It was necessary with the old "dumb" batteries and the nimh/nicads. Modern lithium batteries do smart charging, which eliminates the need for calibration.
The reason for "cycling" Ni-Cds at higher current levels was to prevent the formation of dendrites, that could form shorts within the cells. IIRC, much of the myth surrounding Ni-Cds, came out of reports from NASA who were charging and discharging the cells in a very specific manner. I understand that they withdrew the claims of battery "memory" although the idea remains. The capacity of LiPos, has little to do with the charging method, although one can destroy the cells by "mischarging", they can however only stand so many charge cycles. This will be stipulated by the manufacturers. A cycle usually means returned to a full charge, not a top-up. Li-pos will also happily discharge themselves if stored with a high charge.

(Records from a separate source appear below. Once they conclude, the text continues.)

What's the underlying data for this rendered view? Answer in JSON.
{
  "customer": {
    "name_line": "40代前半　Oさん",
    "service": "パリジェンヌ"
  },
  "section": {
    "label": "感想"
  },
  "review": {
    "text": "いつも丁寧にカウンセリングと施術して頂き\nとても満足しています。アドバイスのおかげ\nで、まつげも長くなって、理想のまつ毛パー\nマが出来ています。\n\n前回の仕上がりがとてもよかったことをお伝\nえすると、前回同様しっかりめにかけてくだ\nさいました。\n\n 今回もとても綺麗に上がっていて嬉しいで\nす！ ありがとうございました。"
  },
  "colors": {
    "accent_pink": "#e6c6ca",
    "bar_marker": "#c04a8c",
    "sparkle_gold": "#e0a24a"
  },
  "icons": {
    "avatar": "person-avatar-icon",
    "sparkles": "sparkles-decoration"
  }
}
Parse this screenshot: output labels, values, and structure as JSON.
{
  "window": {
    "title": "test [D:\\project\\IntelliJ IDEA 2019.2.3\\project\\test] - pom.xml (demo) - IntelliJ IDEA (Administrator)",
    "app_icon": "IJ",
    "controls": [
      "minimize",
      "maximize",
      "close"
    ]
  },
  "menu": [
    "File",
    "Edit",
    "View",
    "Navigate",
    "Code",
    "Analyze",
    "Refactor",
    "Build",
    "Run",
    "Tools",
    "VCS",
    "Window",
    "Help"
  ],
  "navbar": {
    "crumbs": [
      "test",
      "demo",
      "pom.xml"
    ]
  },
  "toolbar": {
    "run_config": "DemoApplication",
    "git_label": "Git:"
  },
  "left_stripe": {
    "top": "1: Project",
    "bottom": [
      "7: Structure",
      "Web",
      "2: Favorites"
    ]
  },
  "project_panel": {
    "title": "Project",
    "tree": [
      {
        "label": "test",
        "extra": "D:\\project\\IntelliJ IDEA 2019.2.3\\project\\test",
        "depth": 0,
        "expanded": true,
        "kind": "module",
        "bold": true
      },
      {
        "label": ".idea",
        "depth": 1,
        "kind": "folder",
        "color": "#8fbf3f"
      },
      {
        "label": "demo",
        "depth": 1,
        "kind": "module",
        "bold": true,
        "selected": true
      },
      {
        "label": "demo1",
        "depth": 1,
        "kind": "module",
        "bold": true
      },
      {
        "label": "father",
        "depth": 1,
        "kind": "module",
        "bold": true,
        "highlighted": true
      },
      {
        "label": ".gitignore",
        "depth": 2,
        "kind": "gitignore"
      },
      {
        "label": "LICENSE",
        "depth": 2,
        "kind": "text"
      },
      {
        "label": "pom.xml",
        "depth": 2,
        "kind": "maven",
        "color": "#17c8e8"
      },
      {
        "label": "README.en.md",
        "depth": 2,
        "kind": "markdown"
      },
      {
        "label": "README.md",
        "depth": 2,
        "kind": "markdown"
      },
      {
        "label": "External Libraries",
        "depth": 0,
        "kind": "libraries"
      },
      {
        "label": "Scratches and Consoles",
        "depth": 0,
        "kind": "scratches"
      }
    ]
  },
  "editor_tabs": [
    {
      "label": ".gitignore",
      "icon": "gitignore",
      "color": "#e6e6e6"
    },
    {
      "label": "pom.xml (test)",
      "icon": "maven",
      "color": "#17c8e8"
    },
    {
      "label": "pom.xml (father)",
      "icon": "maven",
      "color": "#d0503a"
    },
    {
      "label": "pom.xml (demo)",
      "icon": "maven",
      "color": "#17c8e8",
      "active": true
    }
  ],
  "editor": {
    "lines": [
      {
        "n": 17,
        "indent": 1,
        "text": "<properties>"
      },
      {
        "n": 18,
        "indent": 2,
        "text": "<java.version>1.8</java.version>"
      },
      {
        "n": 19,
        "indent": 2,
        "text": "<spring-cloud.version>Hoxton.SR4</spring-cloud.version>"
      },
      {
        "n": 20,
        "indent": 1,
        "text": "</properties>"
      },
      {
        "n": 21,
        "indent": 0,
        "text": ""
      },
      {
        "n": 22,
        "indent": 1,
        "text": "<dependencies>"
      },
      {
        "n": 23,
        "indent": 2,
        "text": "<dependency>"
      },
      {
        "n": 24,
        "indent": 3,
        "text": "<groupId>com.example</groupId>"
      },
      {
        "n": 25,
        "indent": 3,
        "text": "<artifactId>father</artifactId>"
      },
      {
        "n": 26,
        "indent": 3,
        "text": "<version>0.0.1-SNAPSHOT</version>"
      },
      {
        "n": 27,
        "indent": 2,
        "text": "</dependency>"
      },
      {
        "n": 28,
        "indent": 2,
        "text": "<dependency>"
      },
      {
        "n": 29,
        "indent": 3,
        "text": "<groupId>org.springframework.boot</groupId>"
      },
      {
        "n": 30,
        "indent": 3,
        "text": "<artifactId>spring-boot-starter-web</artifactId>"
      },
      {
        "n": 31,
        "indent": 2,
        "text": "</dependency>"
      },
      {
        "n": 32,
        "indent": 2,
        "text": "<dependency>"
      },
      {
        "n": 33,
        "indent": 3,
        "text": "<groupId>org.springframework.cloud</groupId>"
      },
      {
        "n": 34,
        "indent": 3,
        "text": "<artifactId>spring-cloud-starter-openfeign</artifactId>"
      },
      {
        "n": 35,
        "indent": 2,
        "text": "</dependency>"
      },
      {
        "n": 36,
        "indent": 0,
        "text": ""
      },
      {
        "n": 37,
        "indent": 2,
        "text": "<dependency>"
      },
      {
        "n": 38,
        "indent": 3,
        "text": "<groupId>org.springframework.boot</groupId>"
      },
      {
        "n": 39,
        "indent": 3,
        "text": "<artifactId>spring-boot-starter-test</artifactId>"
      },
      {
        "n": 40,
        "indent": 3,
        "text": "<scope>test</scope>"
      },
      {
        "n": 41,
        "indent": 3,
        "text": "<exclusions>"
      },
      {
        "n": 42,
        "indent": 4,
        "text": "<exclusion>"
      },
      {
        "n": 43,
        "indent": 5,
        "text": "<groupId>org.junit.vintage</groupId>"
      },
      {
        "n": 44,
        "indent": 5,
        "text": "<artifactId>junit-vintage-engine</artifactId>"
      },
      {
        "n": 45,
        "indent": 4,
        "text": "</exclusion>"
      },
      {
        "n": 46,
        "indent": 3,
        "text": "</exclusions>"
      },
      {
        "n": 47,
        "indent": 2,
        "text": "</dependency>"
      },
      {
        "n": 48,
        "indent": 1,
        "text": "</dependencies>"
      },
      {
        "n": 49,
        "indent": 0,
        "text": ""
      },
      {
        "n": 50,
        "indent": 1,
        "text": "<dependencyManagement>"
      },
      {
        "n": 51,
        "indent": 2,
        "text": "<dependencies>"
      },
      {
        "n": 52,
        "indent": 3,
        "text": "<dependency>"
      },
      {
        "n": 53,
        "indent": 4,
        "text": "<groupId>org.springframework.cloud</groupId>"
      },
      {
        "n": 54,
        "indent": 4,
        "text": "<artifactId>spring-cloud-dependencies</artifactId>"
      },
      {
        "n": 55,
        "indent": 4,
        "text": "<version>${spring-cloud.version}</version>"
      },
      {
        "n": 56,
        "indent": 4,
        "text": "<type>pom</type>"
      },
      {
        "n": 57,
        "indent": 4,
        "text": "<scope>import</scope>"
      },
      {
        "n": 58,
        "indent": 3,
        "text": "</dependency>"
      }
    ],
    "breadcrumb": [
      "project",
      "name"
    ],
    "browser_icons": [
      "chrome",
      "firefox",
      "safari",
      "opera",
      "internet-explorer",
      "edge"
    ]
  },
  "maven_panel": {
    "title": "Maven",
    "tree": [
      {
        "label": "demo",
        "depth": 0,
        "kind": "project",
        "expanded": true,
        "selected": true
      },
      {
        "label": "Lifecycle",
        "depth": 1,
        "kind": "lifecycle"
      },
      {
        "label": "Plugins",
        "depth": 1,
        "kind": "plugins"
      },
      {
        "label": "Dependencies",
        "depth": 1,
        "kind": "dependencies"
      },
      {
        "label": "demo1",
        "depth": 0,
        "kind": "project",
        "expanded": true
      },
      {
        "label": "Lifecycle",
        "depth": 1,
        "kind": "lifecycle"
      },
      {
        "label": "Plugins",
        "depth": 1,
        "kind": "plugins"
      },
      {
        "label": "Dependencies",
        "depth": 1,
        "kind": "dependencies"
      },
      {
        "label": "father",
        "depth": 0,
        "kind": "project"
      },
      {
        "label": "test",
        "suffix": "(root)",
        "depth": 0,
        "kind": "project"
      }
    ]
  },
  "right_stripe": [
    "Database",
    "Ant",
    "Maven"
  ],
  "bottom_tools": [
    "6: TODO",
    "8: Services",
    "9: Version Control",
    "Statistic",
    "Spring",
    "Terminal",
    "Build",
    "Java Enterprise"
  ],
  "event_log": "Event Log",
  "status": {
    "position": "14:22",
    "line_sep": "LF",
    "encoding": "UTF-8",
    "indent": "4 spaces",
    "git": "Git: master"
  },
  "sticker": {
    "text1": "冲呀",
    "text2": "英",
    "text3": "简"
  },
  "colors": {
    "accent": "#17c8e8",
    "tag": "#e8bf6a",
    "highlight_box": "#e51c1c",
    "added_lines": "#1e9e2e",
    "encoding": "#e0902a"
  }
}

Very annoying!
I should add that the "smart Charging" simply means that currents are maintained as a % of C more often than not, not more than 1C, and cells are maintained within a few millivolts of each other to prevent discharges in compound batteries, which could lead to high current flow and thermal runaway. Look out jumbo jet!
@cl-scott Don't take it personally, but this is not the same thing at all. Calibration enables the system to understand what a full charge is! Li-Po batteries lose their ability to take a full charge over time - this has nothing to do with the erroneous Ni-Cd battery memory. By timing how long it takes a battery to discharge, while measuring current, one (the laptop) can establish how much energy a "full charge" contains and so can then give a meaningful indication of the amount of power available. One can do this to some degree, by matching the voltage slope (knowing current) and compare it to an ideal battery.
You will note that some systems have a dedicated battery calibration function.
One agrees that their is a lot of regurgitated nonsense out there!
BatteryBar constantly monitors the status of your battery as you use your laptop. As it monitors your battery, it keeps historical data on your battery and provide you with a very accurate estimate of how much time is remaining on your battery.
I just use this http://osirisdevelopment.com/BatteryBar/
It does a good job on all the laptops so far.